Department / Division:
Psychiatry / Addictions
121 Sands Bldg
Durham, NC 27710
Office Telephone:
(919) 684-4374
  • MD, Stanford University, 0
  • PhD, Stanford University, 0
Research Interests:
We are interested in altered regulation of the central dopamine system in animal models of various neuropsychiatric diseases including schizophrenia, depression, compulsive cocaine abuse and Parkinson's disease. Elucidation of such regulatory changes and their modification by experimental manipulations are expected to help in developing various therapeutic modes for these disorders. Experimental therapeutic modes being evaluated in our laboratory include drug
therapy, gene therapy and direct transplantation of viable cells into the brain. We utilize single-unit recording (extracellular and whole-cell) and fast-scan cyclic voltammetry techniques to examine, in "real-time," regulation of neurotransmission in the nigrostriatal, mesolimbic and mesocortical dopamine pathways. Electrophysiologically (single-unit recording), we characterize alterations in: (1) the baseline activity of single dopamine neurons; and (2) the sensitivity of various neurotransmitter receptors and transporters. In vivo, specific probes are administered systemically or via microiontophoresis/pressure

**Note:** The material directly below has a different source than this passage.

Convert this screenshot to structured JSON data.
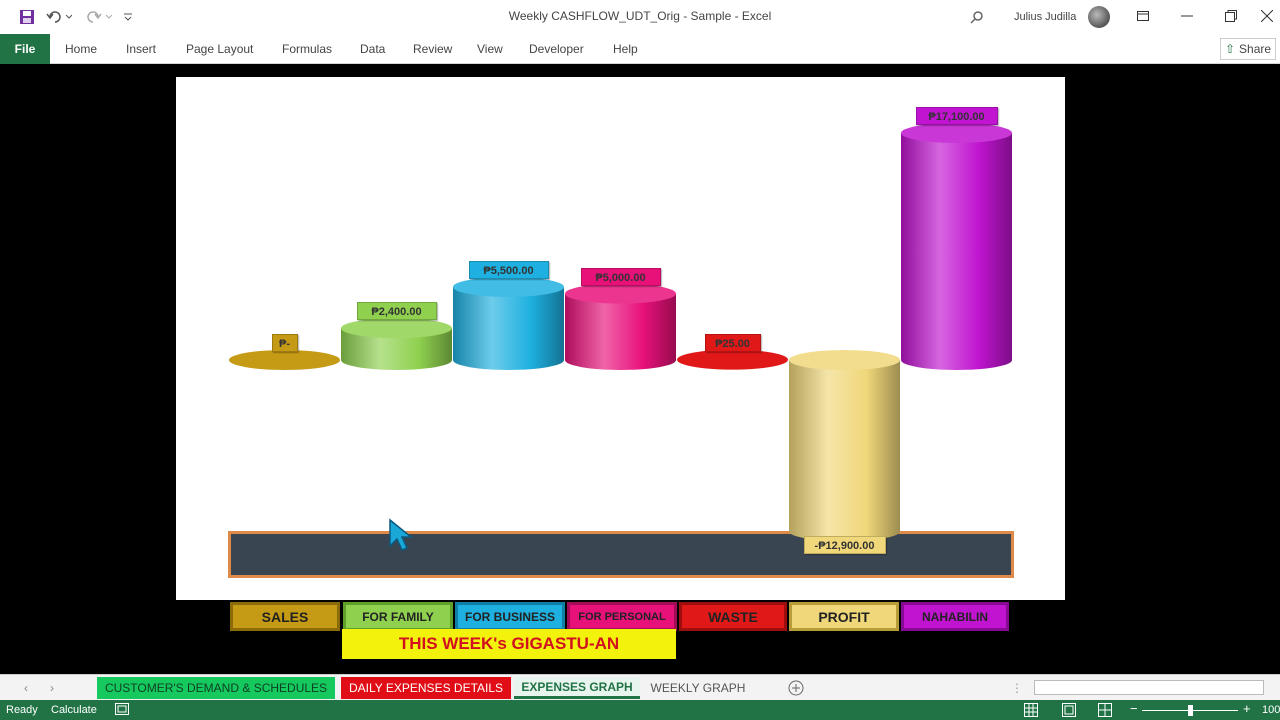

ejection and responses measured. In slice preparations, drugs are directly bath-applied or via photolysis of caged-compounds. The in vitro experiments are used not only to complement our in vivo studies but also to examine for any changes in the synaptic activities (e.g., neurotransmitter release) controlling dopamine cell activity. We also use fast scan voltammetry technique in order to study changes in the terminal areas of dopamine neurons (cf. single-unit recording technique for studying changes in the cell body regions). This
electrochemical technique allows measurement of synaptic dopamine concentrations every 50-100 msec, thus allowing "real-time" assessment of the dynamic control of dopamine neurotransmission.